Segment Start: Supplied data
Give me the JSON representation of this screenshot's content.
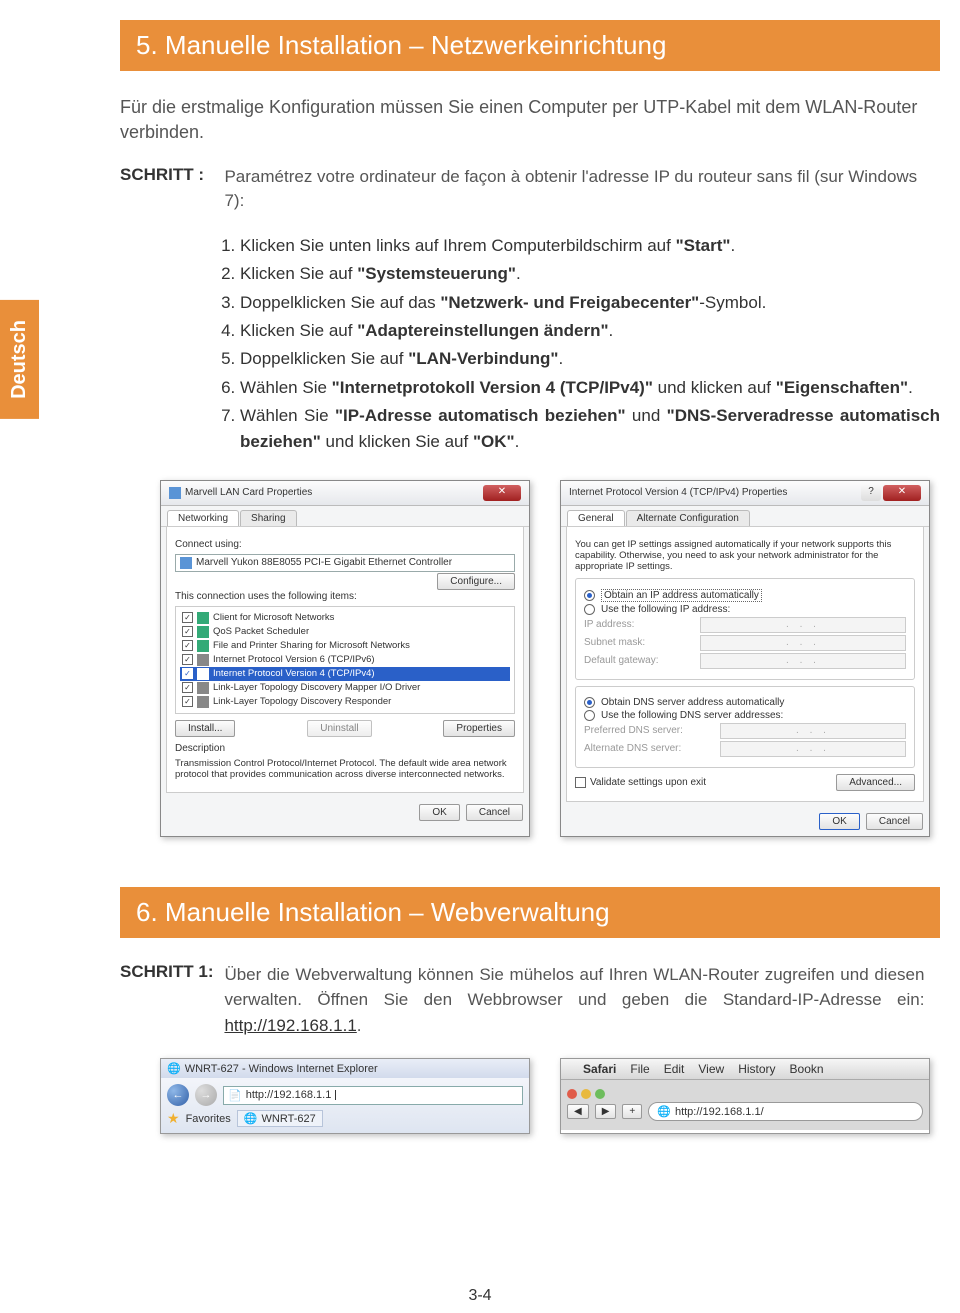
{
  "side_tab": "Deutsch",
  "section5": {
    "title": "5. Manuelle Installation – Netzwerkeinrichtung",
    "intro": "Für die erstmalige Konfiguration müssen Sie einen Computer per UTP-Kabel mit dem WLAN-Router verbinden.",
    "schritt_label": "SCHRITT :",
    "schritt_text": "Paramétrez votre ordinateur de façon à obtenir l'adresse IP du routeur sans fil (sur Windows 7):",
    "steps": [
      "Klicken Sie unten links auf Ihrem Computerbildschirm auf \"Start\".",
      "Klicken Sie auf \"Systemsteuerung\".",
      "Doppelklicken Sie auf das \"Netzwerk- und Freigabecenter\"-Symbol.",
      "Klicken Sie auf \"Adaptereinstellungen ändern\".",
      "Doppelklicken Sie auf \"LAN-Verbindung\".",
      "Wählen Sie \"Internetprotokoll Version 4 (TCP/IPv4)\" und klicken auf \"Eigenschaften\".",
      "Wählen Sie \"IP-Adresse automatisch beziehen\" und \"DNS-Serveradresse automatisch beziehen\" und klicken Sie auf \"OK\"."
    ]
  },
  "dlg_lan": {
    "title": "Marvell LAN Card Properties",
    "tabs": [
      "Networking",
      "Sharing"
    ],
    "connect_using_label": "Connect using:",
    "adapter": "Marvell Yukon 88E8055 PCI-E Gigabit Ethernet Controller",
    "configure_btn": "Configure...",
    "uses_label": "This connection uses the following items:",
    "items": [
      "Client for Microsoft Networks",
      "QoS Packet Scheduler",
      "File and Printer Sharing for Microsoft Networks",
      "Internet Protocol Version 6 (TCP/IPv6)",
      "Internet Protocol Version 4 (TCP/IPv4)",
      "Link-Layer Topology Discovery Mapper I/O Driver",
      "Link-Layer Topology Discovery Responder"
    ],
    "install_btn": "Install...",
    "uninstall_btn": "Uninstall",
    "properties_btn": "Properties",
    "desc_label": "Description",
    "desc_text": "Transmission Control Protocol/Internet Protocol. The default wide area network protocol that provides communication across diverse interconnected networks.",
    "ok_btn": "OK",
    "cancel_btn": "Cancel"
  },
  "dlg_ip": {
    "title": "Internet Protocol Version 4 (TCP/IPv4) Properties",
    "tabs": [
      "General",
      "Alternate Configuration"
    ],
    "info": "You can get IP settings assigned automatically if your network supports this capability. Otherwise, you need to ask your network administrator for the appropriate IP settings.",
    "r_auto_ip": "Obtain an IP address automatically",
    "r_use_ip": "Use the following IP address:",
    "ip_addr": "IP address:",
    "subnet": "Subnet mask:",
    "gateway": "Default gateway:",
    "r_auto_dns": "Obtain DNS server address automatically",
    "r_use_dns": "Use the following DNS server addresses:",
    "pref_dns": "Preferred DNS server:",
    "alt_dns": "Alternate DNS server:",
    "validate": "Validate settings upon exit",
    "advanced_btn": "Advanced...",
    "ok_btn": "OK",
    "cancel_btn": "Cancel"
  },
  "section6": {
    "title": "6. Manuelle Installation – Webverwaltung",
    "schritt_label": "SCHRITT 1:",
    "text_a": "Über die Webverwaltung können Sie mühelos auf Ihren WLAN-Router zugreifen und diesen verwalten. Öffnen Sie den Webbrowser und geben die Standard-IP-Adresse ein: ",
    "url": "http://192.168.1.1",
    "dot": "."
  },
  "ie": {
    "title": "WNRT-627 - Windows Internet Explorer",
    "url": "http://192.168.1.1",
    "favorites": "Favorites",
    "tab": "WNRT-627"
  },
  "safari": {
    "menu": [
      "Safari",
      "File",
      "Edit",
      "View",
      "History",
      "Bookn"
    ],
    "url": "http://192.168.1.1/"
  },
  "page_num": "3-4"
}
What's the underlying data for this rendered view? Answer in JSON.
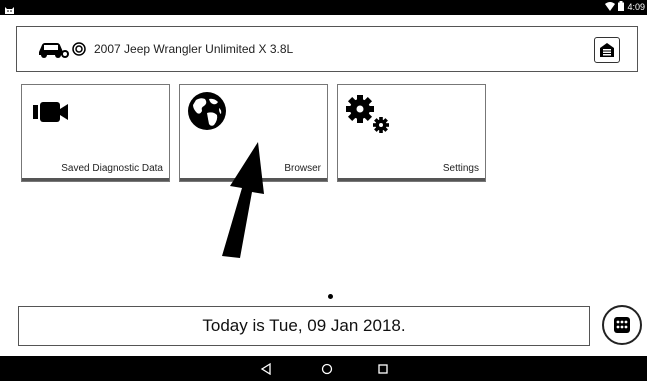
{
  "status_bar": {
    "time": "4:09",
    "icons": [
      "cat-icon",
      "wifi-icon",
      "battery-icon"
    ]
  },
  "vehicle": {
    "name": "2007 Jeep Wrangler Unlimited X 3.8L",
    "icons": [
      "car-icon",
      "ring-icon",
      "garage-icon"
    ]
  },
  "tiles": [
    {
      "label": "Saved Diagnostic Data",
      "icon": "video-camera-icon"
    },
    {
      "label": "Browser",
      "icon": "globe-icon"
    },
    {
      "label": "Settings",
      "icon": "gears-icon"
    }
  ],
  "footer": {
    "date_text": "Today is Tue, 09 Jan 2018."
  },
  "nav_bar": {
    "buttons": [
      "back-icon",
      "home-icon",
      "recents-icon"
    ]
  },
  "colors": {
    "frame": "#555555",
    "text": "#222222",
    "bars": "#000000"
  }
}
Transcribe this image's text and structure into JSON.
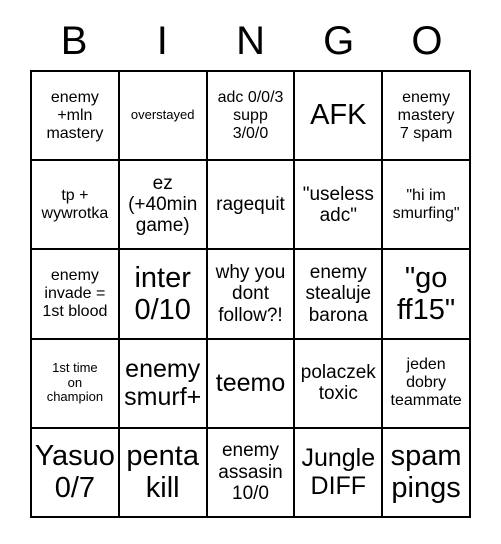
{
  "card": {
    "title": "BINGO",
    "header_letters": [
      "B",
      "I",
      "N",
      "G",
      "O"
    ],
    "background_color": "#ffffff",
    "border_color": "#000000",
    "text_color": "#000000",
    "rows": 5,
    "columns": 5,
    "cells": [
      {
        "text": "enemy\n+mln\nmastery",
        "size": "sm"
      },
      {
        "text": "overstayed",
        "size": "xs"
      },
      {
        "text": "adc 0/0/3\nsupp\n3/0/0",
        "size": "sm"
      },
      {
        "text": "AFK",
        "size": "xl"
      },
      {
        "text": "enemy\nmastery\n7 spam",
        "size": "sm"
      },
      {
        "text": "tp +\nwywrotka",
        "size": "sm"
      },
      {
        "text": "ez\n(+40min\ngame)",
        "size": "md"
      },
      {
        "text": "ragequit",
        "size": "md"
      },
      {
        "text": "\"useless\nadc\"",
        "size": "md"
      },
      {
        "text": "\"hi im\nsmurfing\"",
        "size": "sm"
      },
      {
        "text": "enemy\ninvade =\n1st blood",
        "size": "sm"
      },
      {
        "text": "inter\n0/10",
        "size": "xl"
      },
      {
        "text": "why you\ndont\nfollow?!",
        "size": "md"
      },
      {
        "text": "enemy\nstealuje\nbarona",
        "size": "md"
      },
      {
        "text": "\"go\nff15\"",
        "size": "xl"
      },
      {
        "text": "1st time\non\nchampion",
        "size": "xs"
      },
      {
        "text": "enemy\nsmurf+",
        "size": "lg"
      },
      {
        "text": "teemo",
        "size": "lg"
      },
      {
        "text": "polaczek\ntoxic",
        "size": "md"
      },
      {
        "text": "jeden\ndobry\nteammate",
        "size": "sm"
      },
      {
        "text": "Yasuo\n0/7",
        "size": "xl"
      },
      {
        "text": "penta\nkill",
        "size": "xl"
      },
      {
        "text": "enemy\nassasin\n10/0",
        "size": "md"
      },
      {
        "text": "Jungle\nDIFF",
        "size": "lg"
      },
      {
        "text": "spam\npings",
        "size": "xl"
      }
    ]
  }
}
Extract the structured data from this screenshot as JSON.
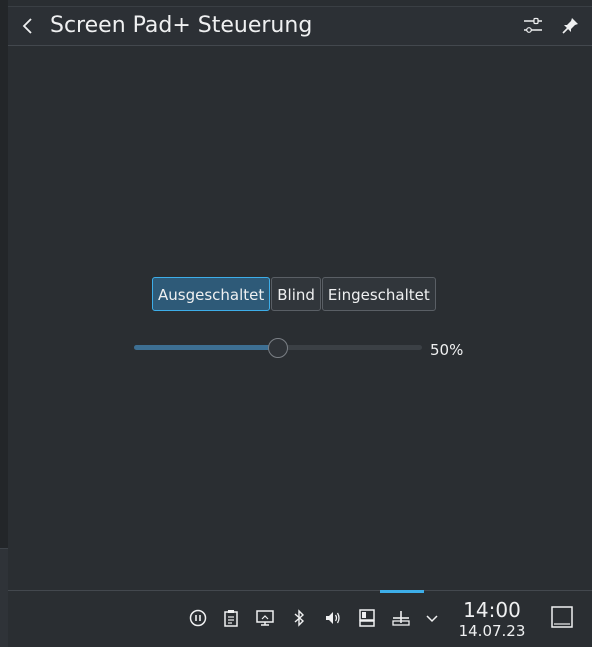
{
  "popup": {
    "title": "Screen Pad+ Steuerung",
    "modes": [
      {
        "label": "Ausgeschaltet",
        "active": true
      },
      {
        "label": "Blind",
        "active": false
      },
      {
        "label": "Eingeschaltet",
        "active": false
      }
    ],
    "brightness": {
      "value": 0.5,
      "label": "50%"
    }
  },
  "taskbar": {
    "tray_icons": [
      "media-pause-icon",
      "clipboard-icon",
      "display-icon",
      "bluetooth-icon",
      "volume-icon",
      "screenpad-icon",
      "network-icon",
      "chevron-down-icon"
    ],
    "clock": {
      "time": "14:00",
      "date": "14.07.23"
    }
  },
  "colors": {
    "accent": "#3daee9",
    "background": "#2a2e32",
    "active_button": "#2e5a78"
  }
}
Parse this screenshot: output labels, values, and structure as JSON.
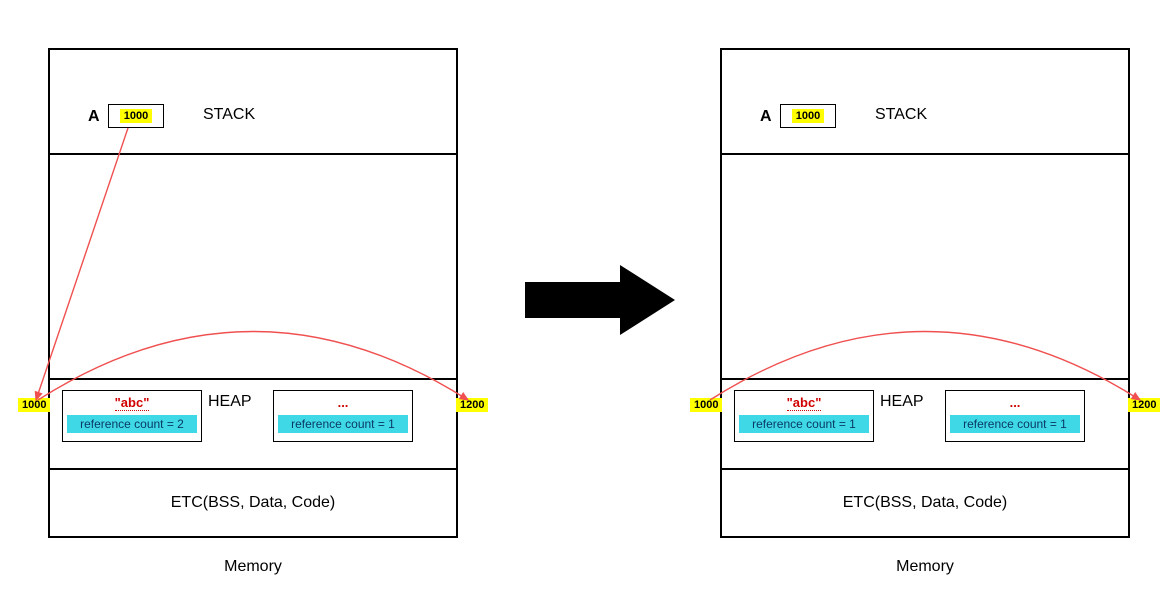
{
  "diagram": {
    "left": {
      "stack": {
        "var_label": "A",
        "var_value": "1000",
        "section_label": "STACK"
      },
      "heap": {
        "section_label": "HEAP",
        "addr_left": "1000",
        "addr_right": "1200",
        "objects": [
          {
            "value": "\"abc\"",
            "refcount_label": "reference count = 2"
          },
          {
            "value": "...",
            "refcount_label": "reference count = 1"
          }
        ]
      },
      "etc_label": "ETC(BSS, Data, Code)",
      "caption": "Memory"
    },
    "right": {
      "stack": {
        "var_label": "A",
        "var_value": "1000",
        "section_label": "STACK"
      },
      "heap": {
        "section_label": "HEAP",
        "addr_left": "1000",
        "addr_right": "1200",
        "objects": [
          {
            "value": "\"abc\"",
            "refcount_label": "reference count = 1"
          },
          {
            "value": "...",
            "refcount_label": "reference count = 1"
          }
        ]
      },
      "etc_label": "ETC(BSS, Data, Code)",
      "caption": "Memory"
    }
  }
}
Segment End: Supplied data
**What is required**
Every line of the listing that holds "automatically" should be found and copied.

**Completed task**
    "info": "You can get IP settings assigned automatically if your network supports this capability. Otherwise, you need to ask your network administrator for the appropriate IP settings.",
    "r_auto_ip": "Obtain an IP address automatically",
    "r_auto_dns": "Obtain DNS server address automatically",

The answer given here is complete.